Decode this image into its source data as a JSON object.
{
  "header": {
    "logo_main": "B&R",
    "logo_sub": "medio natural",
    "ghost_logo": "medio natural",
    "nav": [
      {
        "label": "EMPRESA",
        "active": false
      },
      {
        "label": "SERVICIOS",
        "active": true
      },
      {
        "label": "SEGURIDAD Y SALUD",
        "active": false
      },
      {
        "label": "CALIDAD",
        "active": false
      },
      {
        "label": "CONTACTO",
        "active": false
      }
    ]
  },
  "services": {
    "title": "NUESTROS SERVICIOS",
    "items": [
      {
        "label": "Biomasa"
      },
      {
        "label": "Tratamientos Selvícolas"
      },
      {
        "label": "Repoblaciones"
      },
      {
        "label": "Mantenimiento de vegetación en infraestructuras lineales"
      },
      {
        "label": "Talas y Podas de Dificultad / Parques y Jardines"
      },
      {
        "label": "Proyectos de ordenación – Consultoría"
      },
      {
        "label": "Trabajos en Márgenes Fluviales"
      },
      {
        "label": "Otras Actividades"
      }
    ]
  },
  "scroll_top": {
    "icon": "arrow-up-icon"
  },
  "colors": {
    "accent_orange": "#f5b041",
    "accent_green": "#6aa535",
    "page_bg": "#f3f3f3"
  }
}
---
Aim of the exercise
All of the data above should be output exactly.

Exercise output
Decode this image into its source data as a JSON object.
{
  "header": {
    "logo_main": "B&R",
    "logo_sub": "medio natural",
    "ghost_logo": "medio natural",
    "nav": [
      {
        "label": "EMPRESA",
        "active": false
      },
      {
        "label": "SERVICIOS",
        "active": true
      },
      {
        "label": "SEGURIDAD Y SALUD",
        "active": false
      },
      {
        "label": "CALIDAD",
        "active": false
      },
      {
        "label": "CONTACTO",
        "active": false
      }
    ]
  },
  "services": {
    "title": "NUESTROS SERVICIOS",
    "items": [
      {
        "label": "Biomasa"
      },
      {
        "label": "Tratamientos Selvícolas"
      },
      {
        "label": "Repoblaciones"
      },
      {
        "label": "Mantenimiento de vegetación en infraestructuras lineales"
      },
      {
        "label": "Talas y Podas de Dificultad / Parques y Jardines"
      },
      {
        "label": "Proyectos de ordenación – Consultoría"
      },
      {
        "label": "Trabajos en Márgenes Fluviales"
      },
      {
        "label": "Otras Actividades"
      }
    ]
  },
  "scroll_top": {
    "icon": "arrow-up-icon"
  },
  "colors": {
    "accent_orange": "#f5b041",
    "accent_green": "#6aa535",
    "page_bg": "#f3f3f3"
  }
}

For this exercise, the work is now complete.